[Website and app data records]

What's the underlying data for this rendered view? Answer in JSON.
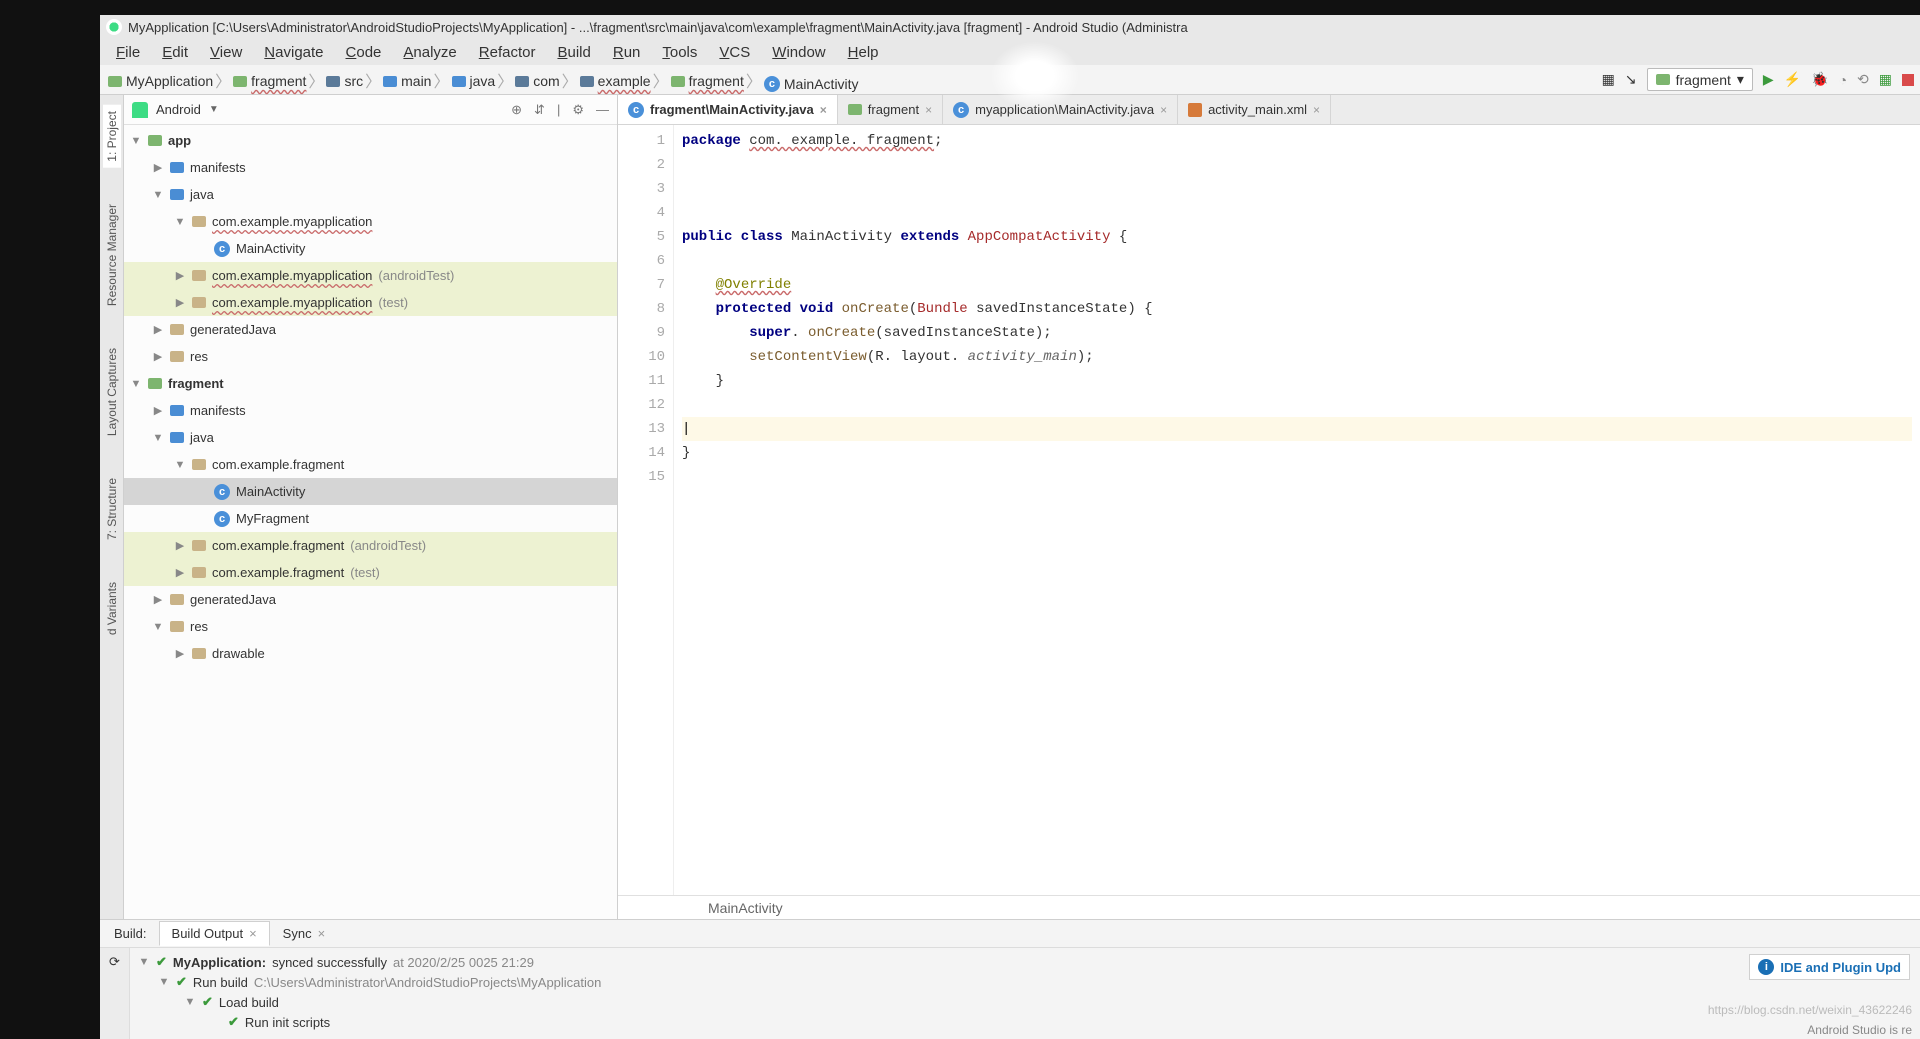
{
  "window": {
    "title": "MyApplication [C:\\Users\\Administrator\\AndroidStudioProjects\\MyApplication] - ...\\fragment\\src\\main\\java\\com\\example\\fragment\\MainActivity.java [fragment] - Android Studio (Administra"
  },
  "menu": [
    "File",
    "Edit",
    "View",
    "Navigate",
    "Code",
    "Analyze",
    "Refactor",
    "Build",
    "Run",
    "Tools",
    "VCS",
    "Window",
    "Help"
  ],
  "breadcrumbs": [
    {
      "icon": "folder-green",
      "label": "MyApplication"
    },
    {
      "icon": "folder-green",
      "label": "fragment"
    },
    {
      "icon": "src",
      "label": "src"
    },
    {
      "icon": "folder",
      "label": "main"
    },
    {
      "icon": "folder",
      "label": "java"
    },
    {
      "icon": "src",
      "label": "com"
    },
    {
      "icon": "src",
      "label": "example"
    },
    {
      "icon": "folder-green",
      "label": "fragment"
    },
    {
      "icon": "class",
      "label": "MainActivity"
    }
  ],
  "run_config": "fragment",
  "side_tabs": [
    "1: Project",
    "Resource Manager",
    "Layout Captures",
    "7: Structure",
    "d Variants"
  ],
  "project_panel": {
    "mode": "Android",
    "tree": [
      {
        "d": 0,
        "tw": "▼",
        "ico": "folder-green",
        "label": "app",
        "bold": true
      },
      {
        "d": 1,
        "tw": "▶",
        "ico": "folder",
        "label": "manifests"
      },
      {
        "d": 1,
        "tw": "▼",
        "ico": "folder",
        "label": "java"
      },
      {
        "d": 2,
        "tw": "▼",
        "ico": "folder-tan",
        "label": "com.example.myapplication",
        "sq": true
      },
      {
        "d": 3,
        "tw": "",
        "ico": "class",
        "label": "MainActivity"
      },
      {
        "d": 2,
        "tw": "▶",
        "ico": "folder-tan",
        "label": "com.example.myapplication",
        "suffix": " (androidTest)",
        "sq": true,
        "hl": true
      },
      {
        "d": 2,
        "tw": "▶",
        "ico": "folder-tan",
        "label": "com.example.myapplication",
        "suffix": " (test)",
        "sq": true,
        "hl": true
      },
      {
        "d": 1,
        "tw": "▶",
        "ico": "folder-tan",
        "label": "generatedJava"
      },
      {
        "d": 1,
        "tw": "▶",
        "ico": "folder-tan",
        "label": "res"
      },
      {
        "d": 0,
        "tw": "▼",
        "ico": "folder-green",
        "label": "fragment",
        "bold": true
      },
      {
        "d": 1,
        "tw": "▶",
        "ico": "folder",
        "label": "manifests"
      },
      {
        "d": 1,
        "tw": "▼",
        "ico": "folder",
        "label": "java"
      },
      {
        "d": 2,
        "tw": "▼",
        "ico": "folder-tan",
        "label": "com.example.fragment"
      },
      {
        "d": 3,
        "tw": "",
        "ico": "class",
        "label": "MainActivity",
        "sel": true
      },
      {
        "d": 3,
        "tw": "",
        "ico": "class",
        "label": "MyFragment"
      },
      {
        "d": 2,
        "tw": "▶",
        "ico": "folder-tan",
        "label": "com.example.fragment",
        "suffix": " (androidTest)",
        "hl": true
      },
      {
        "d": 2,
        "tw": "▶",
        "ico": "folder-tan",
        "label": "com.example.fragment",
        "suffix": " (test)",
        "hl": true
      },
      {
        "d": 1,
        "tw": "▶",
        "ico": "folder-tan",
        "label": "generatedJava"
      },
      {
        "d": 1,
        "tw": "▼",
        "ico": "folder-tan",
        "label": "res"
      },
      {
        "d": 2,
        "tw": "▶",
        "ico": "folder-tan",
        "label": "drawable"
      }
    ]
  },
  "editor_tabs": [
    {
      "ico": "class",
      "label": "fragment\\MainActivity.java",
      "active": true
    },
    {
      "ico": "folder-green",
      "label": "fragment"
    },
    {
      "ico": "class",
      "label": "myapplication\\MainActivity.java"
    },
    {
      "ico": "xml",
      "label": "activity_main.xml"
    }
  ],
  "code": {
    "lines": [
      {
        "n": 1,
        "segs": [
          {
            "t": "package ",
            "c": "kw"
          },
          {
            "t": "com. example. fragment",
            "c": "pkg-sq"
          },
          {
            "t": ";"
          }
        ]
      },
      {
        "n": 2,
        "segs": []
      },
      {
        "n": 3,
        "segs": []
      },
      {
        "n": 4,
        "segs": []
      },
      {
        "n": 5,
        "segs": [
          {
            "t": "public class ",
            "c": "kw"
          },
          {
            "t": "MainActivity "
          },
          {
            "t": "extends ",
            "c": "kw"
          },
          {
            "t": "AppCompatActivity ",
            "c": "cls"
          },
          {
            "t": "{"
          }
        ]
      },
      {
        "n": 6,
        "segs": []
      },
      {
        "n": 7,
        "segs": [
          {
            "t": "    "
          },
          {
            "t": "@Override",
            "c": "ann pkg-sq"
          }
        ]
      },
      {
        "n": 8,
        "segs": [
          {
            "t": "    "
          },
          {
            "t": "protected void ",
            "c": "kw"
          },
          {
            "t": "onCreate",
            "c": "fn"
          },
          {
            "t": "("
          },
          {
            "t": "Bundle",
            "c": "cls"
          },
          {
            "t": " savedInstanceState) {"
          }
        ]
      },
      {
        "n": 9,
        "segs": [
          {
            "t": "        "
          },
          {
            "t": "super",
            "c": "kw"
          },
          {
            "t": ". "
          },
          {
            "t": "onCreate",
            "c": "fn"
          },
          {
            "t": "(savedInstanceState);"
          }
        ]
      },
      {
        "n": 10,
        "segs": [
          {
            "t": "        "
          },
          {
            "t": "setContentView",
            "c": "fn"
          },
          {
            "t": "(R. layout. "
          },
          {
            "t": "activity_main",
            "c": "it"
          },
          {
            "t": ");"
          }
        ]
      },
      {
        "n": 11,
        "segs": [
          {
            "t": "    }"
          }
        ]
      },
      {
        "n": 12,
        "segs": []
      },
      {
        "n": 13,
        "segs": [],
        "hl": true,
        "caret": true
      },
      {
        "n": 14,
        "segs": [
          {
            "t": "}"
          }
        ]
      },
      {
        "n": 15,
        "segs": []
      }
    ]
  },
  "editor_crumb": "MainActivity",
  "build": {
    "label": "Build:",
    "tabs": [
      {
        "label": "Build Output",
        "active": true
      },
      {
        "label": "Sync"
      }
    ],
    "rows": [
      {
        "d": 0,
        "tw": "▼",
        "chk": true,
        "txt": [
          {
            "t": "MyApplication:",
            "b": true
          },
          {
            "t": " synced successfully "
          },
          {
            "t": "at 2020/2/25 0025 21:29",
            "g": true
          }
        ]
      },
      {
        "d": 1,
        "tw": "▼",
        "chk": true,
        "txt": [
          {
            "t": "Run build "
          },
          {
            "t": "C:\\Users\\Administrator\\AndroidStudioProjects\\MyApplication",
            "g": true
          }
        ]
      },
      {
        "d": 2,
        "tw": "▼",
        "chk": true,
        "txt": [
          {
            "t": "Load build"
          }
        ]
      },
      {
        "d": 3,
        "tw": "",
        "chk": true,
        "txt": [
          {
            "t": "Run init scripts"
          }
        ]
      }
    ]
  },
  "info_badge": "IDE and Plugin Upd",
  "watermark": "https://blog.csdn.net/weixin_43622246",
  "status_frag": "Android Studio is re"
}
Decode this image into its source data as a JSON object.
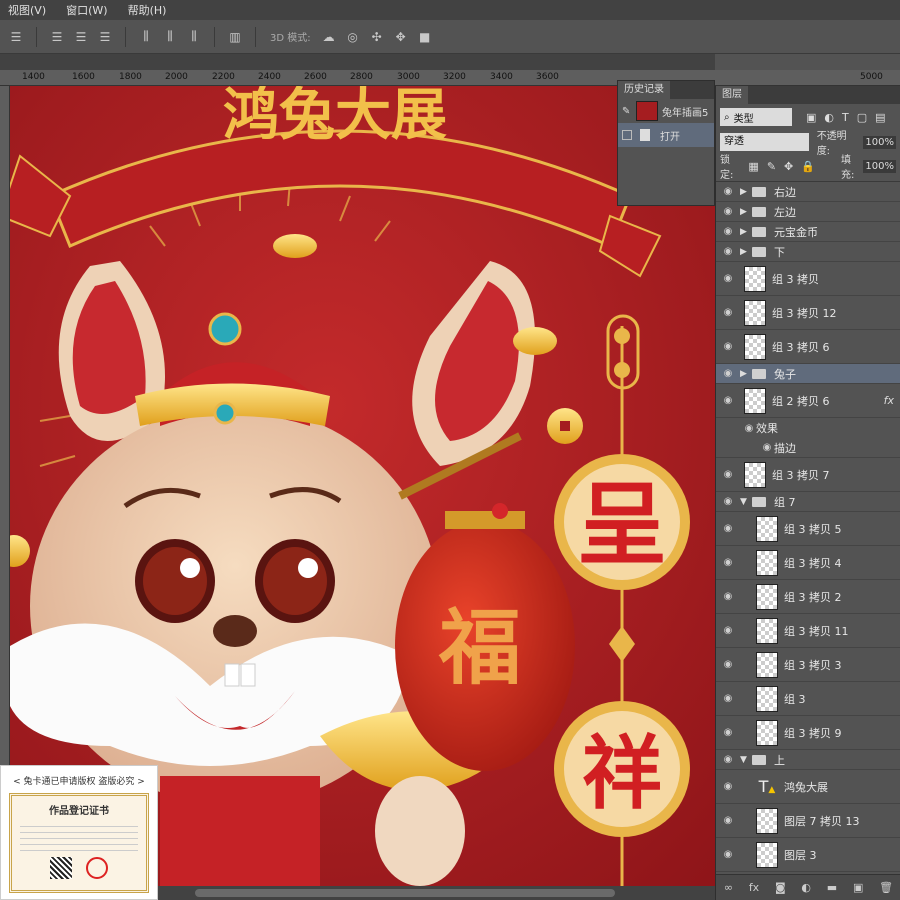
{
  "menu": {
    "items": [
      "视图(V)",
      "窗口(W)",
      "帮助(H)"
    ]
  },
  "options": {
    "mode_label": "3D 模式:"
  },
  "ruler": {
    "labels": [
      "1400",
      "1600",
      "1800",
      "2000",
      "2200",
      "2400",
      "2600",
      "2800",
      "3000",
      "3200",
      "3400",
      "3600",
      "5000"
    ]
  },
  "history": {
    "tab": "历史记录",
    "snapshot": "兔年插画5",
    "step": "打开"
  },
  "layers": {
    "tab": "图层",
    "filter": "类型",
    "blend": "穿透",
    "opacity_label": "不透明度:",
    "opacity": "100%",
    "lock_label": "锁定:",
    "fill_label": "填充:",
    "fill": "100%",
    "rows": [
      {
        "name": "右边",
        "kind": "group"
      },
      {
        "name": "左边",
        "kind": "group"
      },
      {
        "name": "元宝金币",
        "kind": "group"
      },
      {
        "name": "下",
        "kind": "group"
      },
      {
        "name": "组 3 拷贝",
        "kind": "layer"
      },
      {
        "name": "组 3 拷贝 12",
        "kind": "layer"
      },
      {
        "name": "组 3 拷贝 6",
        "kind": "layer"
      },
      {
        "name": "兔子",
        "kind": "group-selected"
      },
      {
        "name": "组 2 拷贝 6",
        "kind": "layer-fx"
      },
      {
        "name": "效果",
        "kind": "effect"
      },
      {
        "name": "描边",
        "kind": "effect"
      },
      {
        "name": "组 3 拷贝 7",
        "kind": "layer"
      },
      {
        "name": "组 7",
        "kind": "group-open"
      },
      {
        "name": "组 3 拷贝 5",
        "kind": "sub"
      },
      {
        "name": "组 3 拷贝 4",
        "kind": "sub"
      },
      {
        "name": "组 3 拷贝 2",
        "kind": "sub"
      },
      {
        "name": "组 3 拷贝 11",
        "kind": "sub"
      },
      {
        "name": "组 3 拷贝 3",
        "kind": "sub"
      },
      {
        "name": "组 3",
        "kind": "sub"
      },
      {
        "name": "组 3 拷贝 9",
        "kind": "sub"
      },
      {
        "name": "上",
        "kind": "group-open"
      },
      {
        "name": "鸿兔大展",
        "kind": "text"
      },
      {
        "name": "图层 7 拷贝 13",
        "kind": "sub"
      },
      {
        "name": "图层 3",
        "kind": "sub"
      }
    ]
  },
  "artwork": {
    "banner": "鸿兔大展",
    "disc1": "呈",
    "lantern": "福",
    "disc2": "祥"
  },
  "certificate": {
    "caption": "< 兔卡通已申请版权 盗版必究 >",
    "title": "作品登记证书"
  }
}
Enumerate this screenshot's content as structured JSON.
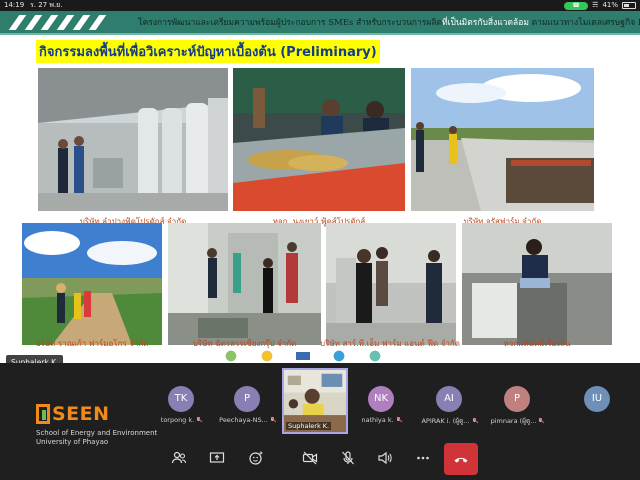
{
  "status_bar": {
    "time": "14:19",
    "date": "ร. 27 พ.ย.",
    "battery": "41%"
  },
  "slide": {
    "header_dark": "โครงการพัฒนาและเตรียมความพร้อมผู้ประกอบการ SMEs สำหรับกระบวนการผลิต",
    "header_light": "ที่เป็นมิตรกับสิ่งแวดล้อม",
    "header_tail": " ตามแนวทางโมเดลเศรษฐกิจ BCG",
    "title": "กิจกรรมลงพื้นที่เพื่อวิเคราะห์ปัญหาเบื้องต้น (Preliminary)",
    "captions": [
      "บริษัท ลำปางฟู้ดโปรดักส์ จำกัด",
      "หจก. นงเยาว์ ฟู้ดส์โปรดักส์",
      "บริษัท จรัสฟาร์ม จำกัด",
      "บริษัท ราณเก้า ฟาร์มอโกร จำกัด",
      "บริษัท ฉัตรสรรเซียงกรุ๊ป จำกัด",
      "บริษัท สาร์.พี.เอ็ม ฟาร์ม แอนด์ ฟีด จำกัด",
      "หจก.เส้นหมี่เรืองสิน"
    ]
  },
  "screen_share_badge": "Suphalerk K.",
  "logo": {
    "word": "SEEN",
    "line1": "School of Energy and Environment",
    "line2": "University of Phayao"
  },
  "participants": [
    {
      "initials": "TK",
      "name": "torpong k.",
      "color": "#8a7fb3"
    },
    {
      "initials": "P",
      "name": "Peechaya-NS...",
      "color": "#8a7fb3"
    },
    {
      "initials": "NK",
      "name": "nathiya k.",
      "color": "#b07fbf"
    },
    {
      "initials": "AI",
      "name": "APIRAK i. (ผู้ดู...",
      "color": "#8a7fb3"
    },
    {
      "initials": "P",
      "name": "pimnara (ผู้ดู...",
      "color": "#c08080"
    },
    {
      "initials": "IU",
      "name": "",
      "color": "#6d8fb8"
    }
  ],
  "active_speaker": "Suphalerk K.",
  "icons": {
    "people": "people-icon",
    "share": "share-screen-icon",
    "reactions": "reactions-icon",
    "camera": "camera-off-icon",
    "mic": "mic-off-icon",
    "speaker": "speaker-icon",
    "more": "more-icon",
    "hangup": "hang-up-icon"
  },
  "colors": {
    "header_green": "#2e7d6d",
    "title_highlight": "#ffff00",
    "title_text": "#123d8a",
    "caption": "#b8471f",
    "hangup": "#d13438",
    "active_border": "#a9a6e6"
  }
}
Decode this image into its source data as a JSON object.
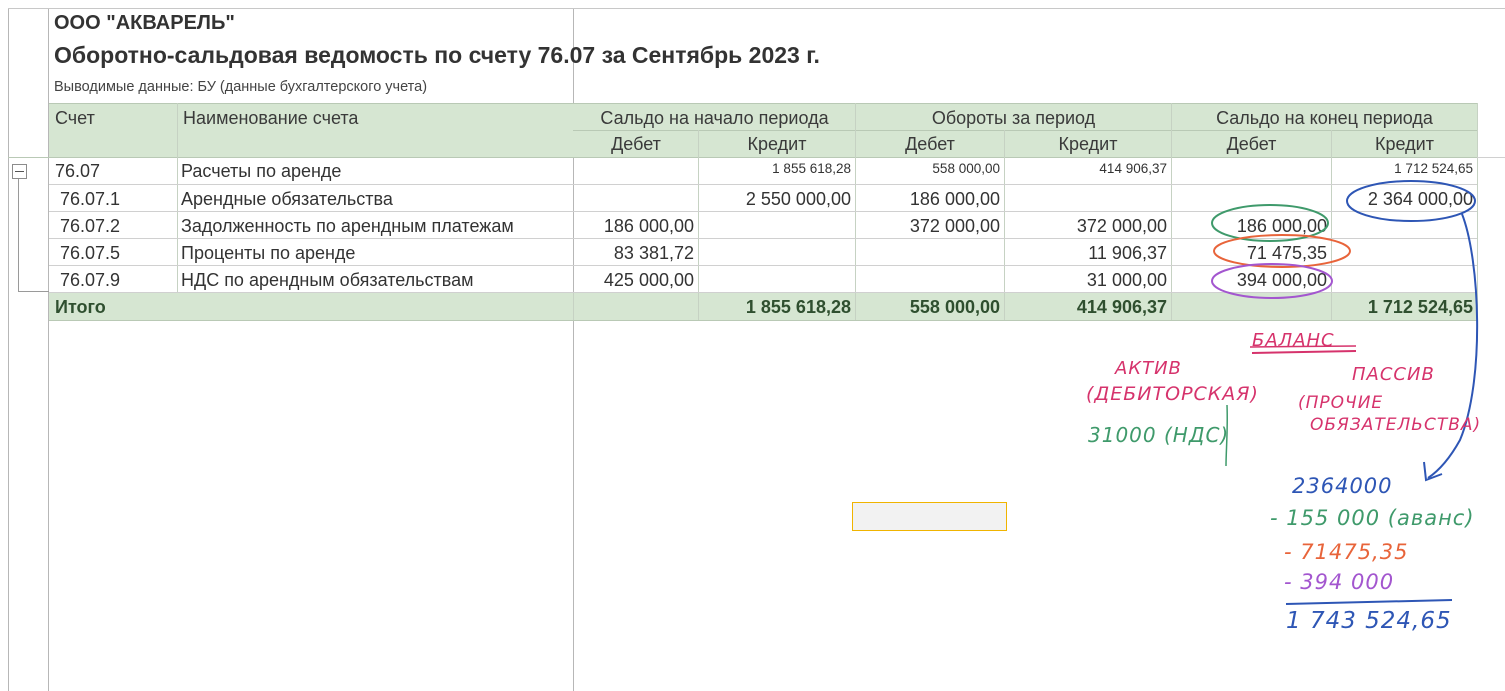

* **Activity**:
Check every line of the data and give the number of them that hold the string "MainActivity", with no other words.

* **Expected answer**:
8